_Supplied data_.
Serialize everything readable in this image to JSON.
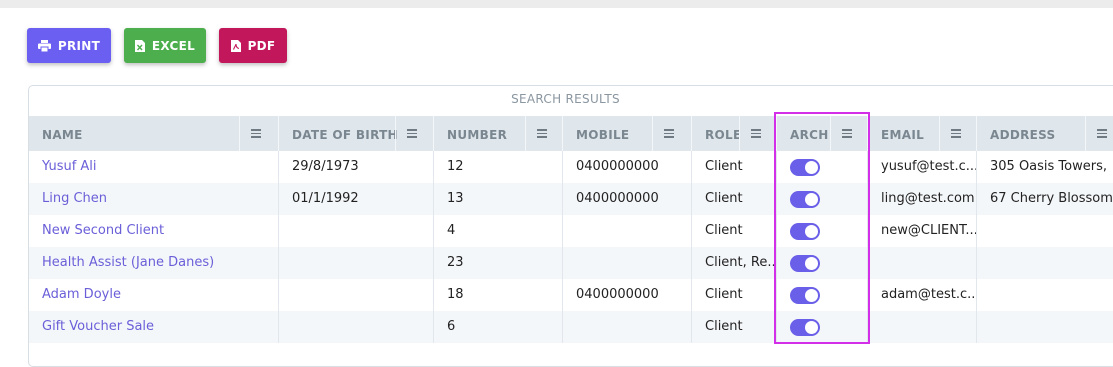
{
  "toolbar": {
    "print_label": "PRINT",
    "excel_label": "EXCEL",
    "pdf_label": "PDF"
  },
  "panel": {
    "title": "SEARCH RESULTS"
  },
  "columns": [
    {
      "label": "NAME"
    },
    {
      "label": "DATE OF BIRTH"
    },
    {
      "label": "NUMBER"
    },
    {
      "label": "MOBILE"
    },
    {
      "label": "ROLE"
    },
    {
      "label": "ARCH"
    },
    {
      "label": "EMAIL"
    },
    {
      "label": "ADDRESS"
    }
  ],
  "rows": [
    {
      "name": "Yusuf Ali",
      "dob": "29/8/1973",
      "number": "12",
      "mobile": "0400000000",
      "role": "Client",
      "archived": true,
      "email": "yusuf@test.c...",
      "address": "305 Oasis Towers,"
    },
    {
      "name": "Ling Chen",
      "dob": "01/1/1992",
      "number": "13",
      "mobile": "0400000000",
      "role": "Client",
      "archived": true,
      "email": "ling@test.com",
      "address": "67 Cherry Blossom"
    },
    {
      "name": "New Second Client",
      "dob": "",
      "number": "4",
      "mobile": "",
      "role": "Client",
      "archived": true,
      "email": "new@CLIENT....",
      "address": ""
    },
    {
      "name": "Health Assist (Jane Danes)",
      "dob": "",
      "number": "23",
      "mobile": "",
      "role": "Client, Re...",
      "archived": true,
      "email": "",
      "address": ""
    },
    {
      "name": "Adam Doyle",
      "dob": "",
      "number": "18",
      "mobile": "0400000000",
      "role": "Client",
      "archived": true,
      "email": "adam@test.c...",
      "address": ""
    },
    {
      "name": "Gift Voucher Sale",
      "dob": "",
      "number": "6",
      "mobile": "",
      "role": "Client",
      "archived": true,
      "email": "",
      "address": ""
    }
  ],
  "colors": {
    "accent": "#6a5ff0",
    "excel": "#4cae4c",
    "pdf": "#c2185b",
    "highlight": "#d42fe8"
  }
}
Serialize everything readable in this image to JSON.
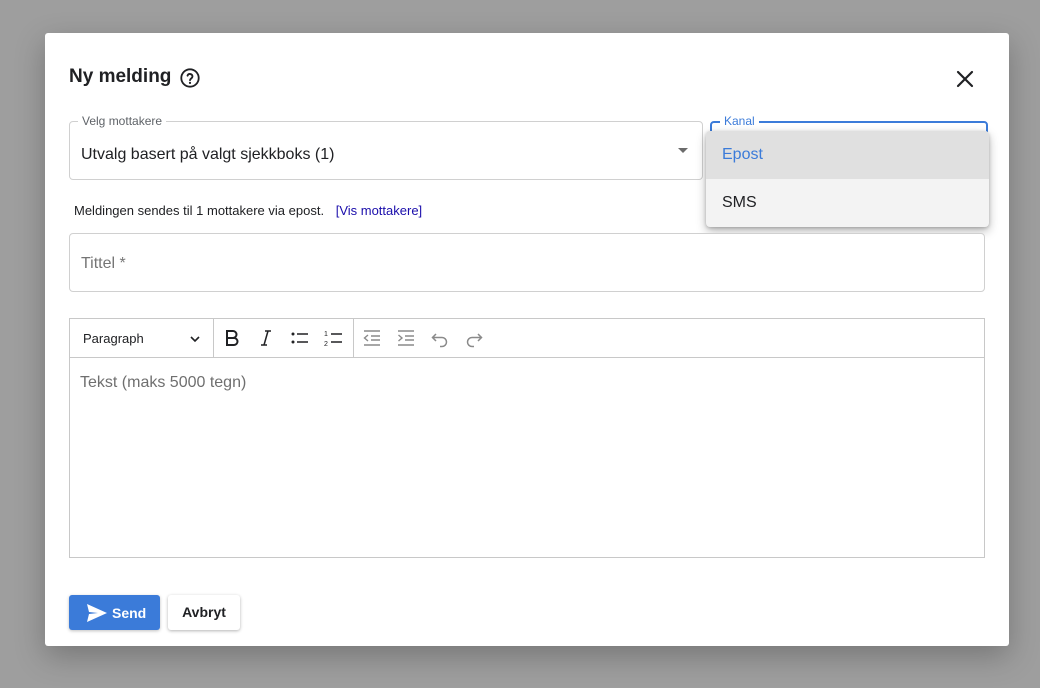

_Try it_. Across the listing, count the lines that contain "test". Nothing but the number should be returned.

_Completed task_. 3